=== Begin Enclosure ===

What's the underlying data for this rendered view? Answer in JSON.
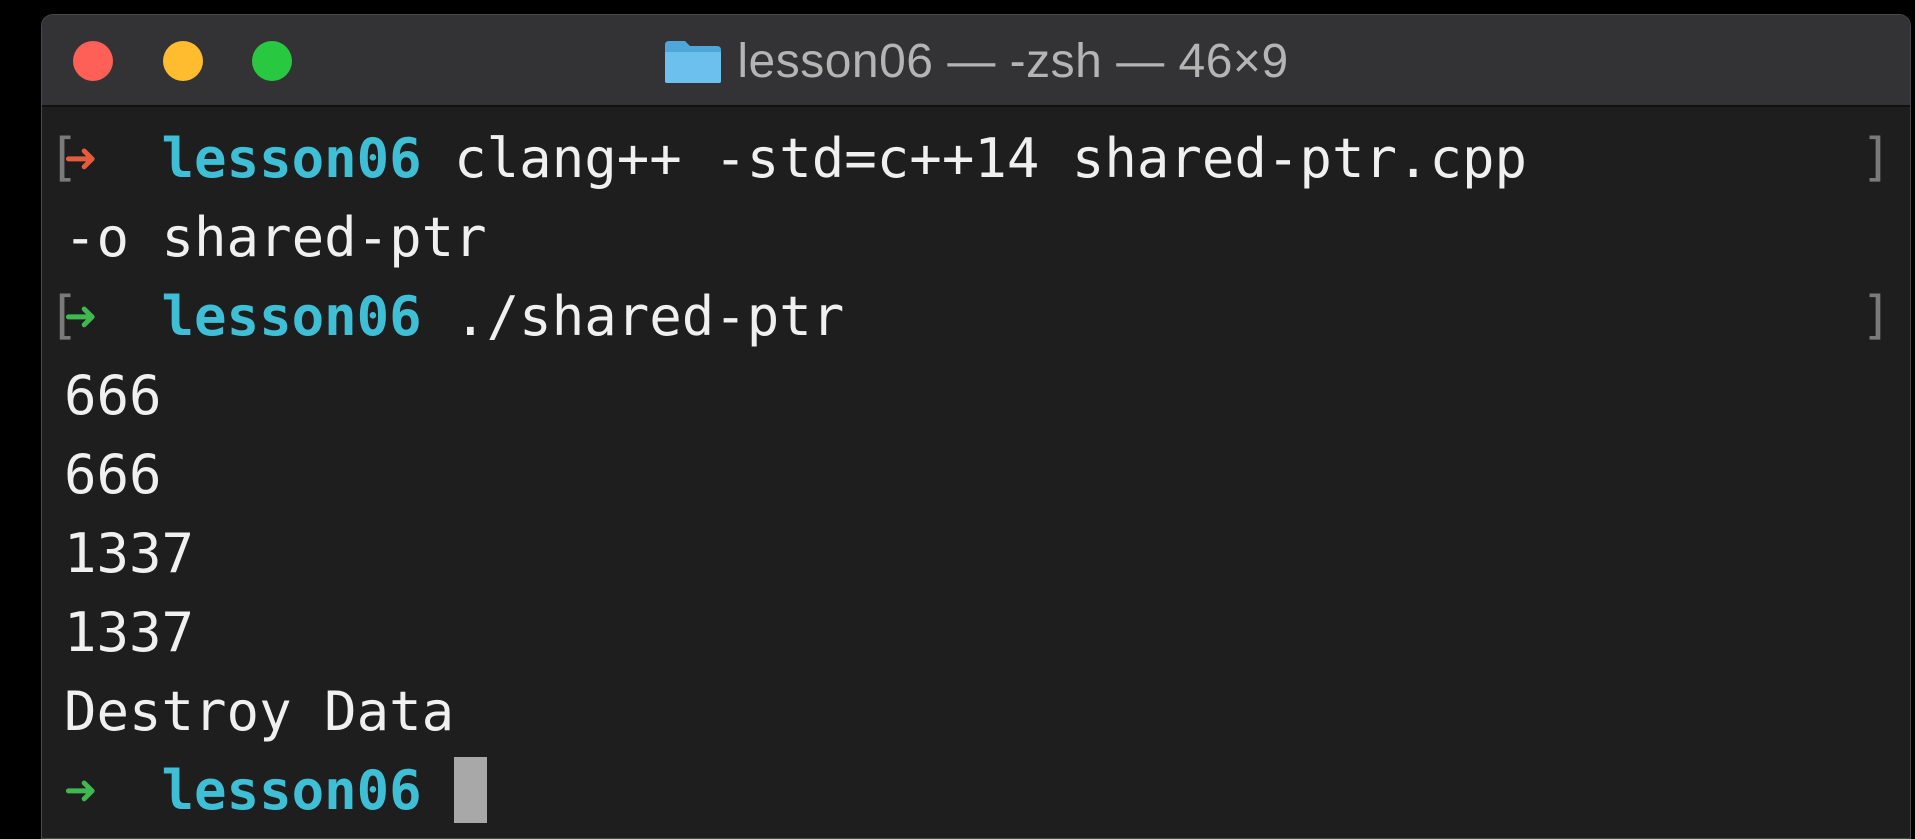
{
  "window": {
    "title": "lesson06 — -zsh — 46×9"
  },
  "colors": {
    "close": "#fe5f57",
    "minimize": "#febc2e",
    "zoom": "#28c840",
    "prompt_arrow_error": "#e55b3e",
    "prompt_arrow_ok": "#3fb850",
    "directory": "#3fbfd6",
    "text": "#f0f0f0",
    "background": "#1e1e1e"
  },
  "icons": {
    "title": "folder-icon",
    "prompt": "arrow-right-icon"
  },
  "terminal": {
    "prompt_symbol": "➜",
    "lines": [
      {
        "type": "prompt",
        "status": "error",
        "dir": "lesson06",
        "command": "clang++ -std=c++14 shared-ptr.cpp",
        "marked": true
      },
      {
        "type": "output",
        "text": "-o shared-ptr"
      },
      {
        "type": "prompt",
        "status": "ok",
        "dir": "lesson06",
        "command": "./shared-ptr",
        "marked": true
      },
      {
        "type": "output",
        "text": "666"
      },
      {
        "type": "output",
        "text": "666"
      },
      {
        "type": "output",
        "text": "1337"
      },
      {
        "type": "output",
        "text": "1337"
      },
      {
        "type": "output",
        "text": "Destroy Data"
      },
      {
        "type": "prompt",
        "status": "ok",
        "dir": "lesson06",
        "command": "",
        "marked": false,
        "cursor": true
      }
    ]
  }
}
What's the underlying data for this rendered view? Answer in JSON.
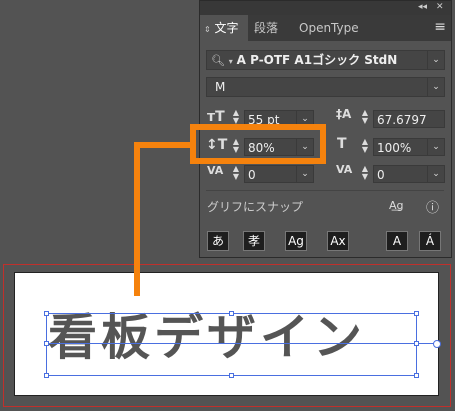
{
  "panel": {
    "topbar": {
      "collapse": "◂◂",
      "close": "✕"
    },
    "tabs": [
      {
        "label": "文字",
        "active": true
      },
      {
        "label": "段落",
        "active": false
      },
      {
        "label": "OpenType",
        "active": false
      }
    ],
    "font_family": "A P-OTF A1ゴシック StdN",
    "font_style": "M",
    "font_size": "55 pt",
    "leading": "67.6797",
    "vertical_scale": "80%",
    "horizontal_scale": "100%",
    "kerning": "0",
    "tracking": "0",
    "glyph_snap_label": "グリフにスナップ",
    "glyph_buttons": [
      "あ",
      "孝",
      "Ag",
      "Ax",
      "A",
      "Á"
    ]
  },
  "artboard": {
    "text": "看板デザイン"
  },
  "colors": {
    "accent_orange": "#f5820d",
    "selection_blue": "#4a6fe0",
    "artboard_border": "#c0302c"
  }
}
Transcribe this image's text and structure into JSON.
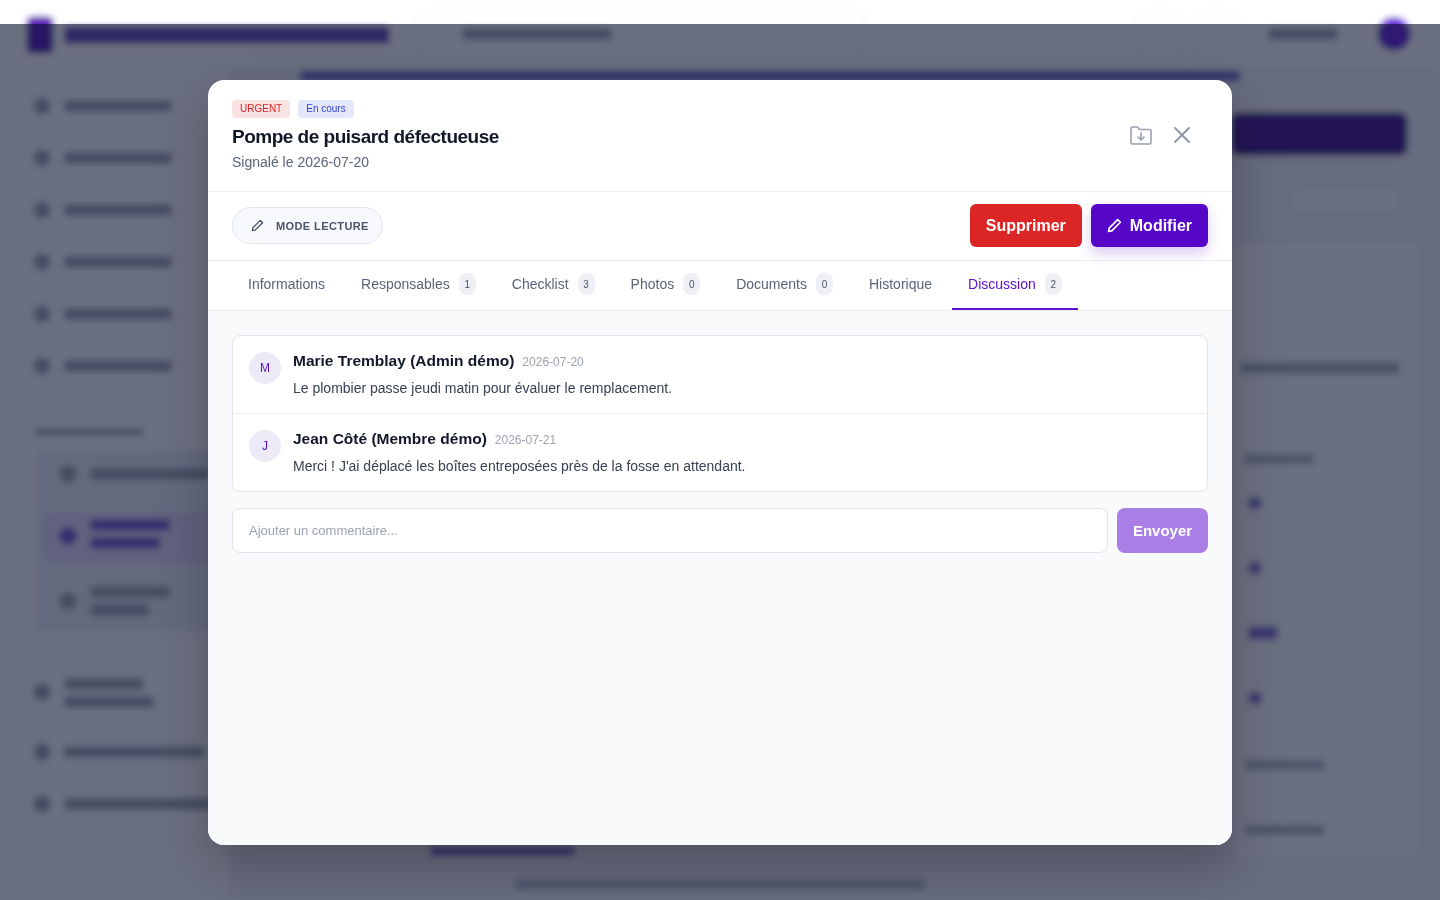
{
  "dialog": {
    "badges": [
      {
        "label": "URGENT",
        "color": "#dc2626"
      },
      {
        "label": "En cours",
        "color": "#3347d6"
      }
    ],
    "title": "Pompe de puisard défectueuse",
    "subtitle": "Signalé le 2026-07-20"
  },
  "toolbar": {
    "mode_toggle": "MODE LECTURE",
    "buttons": [
      {
        "label": "Supprimer",
        "kind": "danger"
      },
      {
        "label": "Modifier",
        "kind": "primary"
      }
    ]
  },
  "tabs": [
    {
      "label": "Informations",
      "selected": false
    },
    {
      "label": "Responsables",
      "count": "1",
      "selected": false
    },
    {
      "label": "Checklist",
      "count": "3",
      "selected": false
    },
    {
      "label": "Photos",
      "count": "0",
      "selected": false
    },
    {
      "label": "Documents",
      "count": "0",
      "selected": false
    },
    {
      "label": "Historique",
      "selected": false
    },
    {
      "label": "Discussion",
      "count": "2",
      "selected": true
    }
  ],
  "comments": [
    {
      "initial": "M",
      "author": "Marie Tremblay (Admin démo)",
      "date": "2026-07-20",
      "text": "Le plombier passe jeudi matin pour évaluer le remplacement."
    },
    {
      "initial": "J",
      "author": "Jean Côté (Membre démo)",
      "date": "2026-07-21",
      "text": "Merci ! J'ai déplacé les boîtes entreposées près de la fosse en attendant."
    }
  ],
  "composer": {
    "placeholder": "Ajouter un commentaire...",
    "send_button": {
      "label": "Envoyer",
      "disabled": true
    }
  }
}
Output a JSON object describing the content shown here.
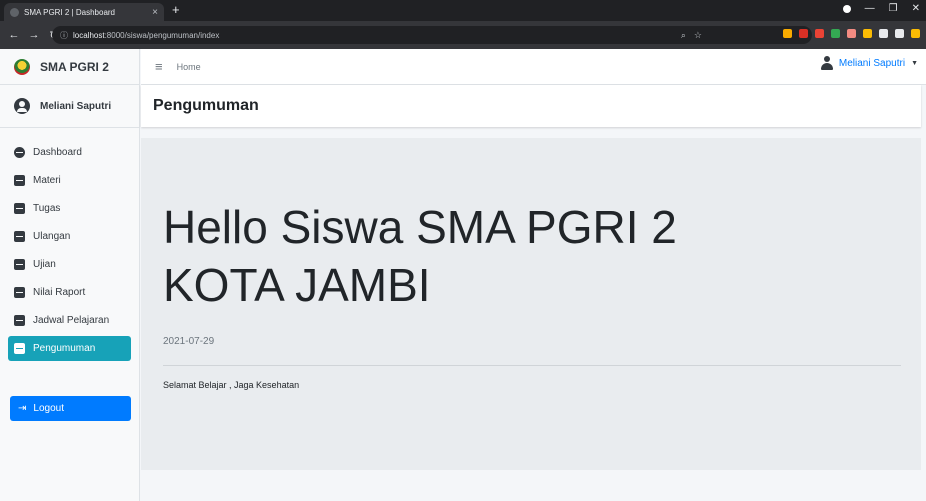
{
  "browser": {
    "tab_title": "SMA PGRI 2 | Dashboard",
    "tab_close": "×",
    "new_tab": "+",
    "url_host": "localhost",
    "url_path": ":8000/siswa/pengumuman/index",
    "extension_colors": [
      "#f9ab00",
      "#d93025",
      "#ea4335",
      "#34a853",
      "#f28b82",
      "#fbbc04",
      "#e8eaed",
      "#e8eaed",
      "#fbbc04"
    ]
  },
  "brand": {
    "name": "SMA PGRI 2"
  },
  "user": {
    "name": "Meliani Saputri"
  },
  "menu": {
    "items": [
      {
        "label": "Dashboard",
        "icon": "dashboard-icon"
      },
      {
        "label": "Materi",
        "icon": "book-icon"
      },
      {
        "label": "Tugas",
        "icon": "book-icon"
      },
      {
        "label": "Ulangan",
        "icon": "book-icon"
      },
      {
        "label": "Ujian",
        "icon": "book-icon"
      },
      {
        "label": "Nilai Raport",
        "icon": "book-icon"
      },
      {
        "label": "Jadwal Pelajaran",
        "icon": "book-icon"
      },
      {
        "label": "Pengumuman",
        "icon": "book-icon",
        "active": true
      }
    ],
    "logout": "Logout"
  },
  "topnav": {
    "home": "Home",
    "user": "Meliani Saputri"
  },
  "page": {
    "title": "Pengumuman"
  },
  "announcement": {
    "heading": "Hello Siswa SMA PGRI 2 KOTA JAMBI",
    "date": "2021-07-29",
    "message": "Selamat Belajar , Jaga Kesehatan"
  },
  "colors": {
    "active": "#17a2b8",
    "primary": "#007bff",
    "jumbotron": "#e9ecef"
  }
}
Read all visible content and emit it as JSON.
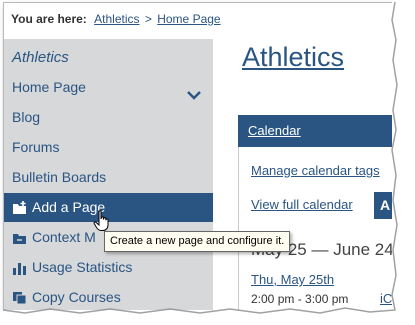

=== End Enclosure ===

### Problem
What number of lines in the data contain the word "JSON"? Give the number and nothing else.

### Task answer
5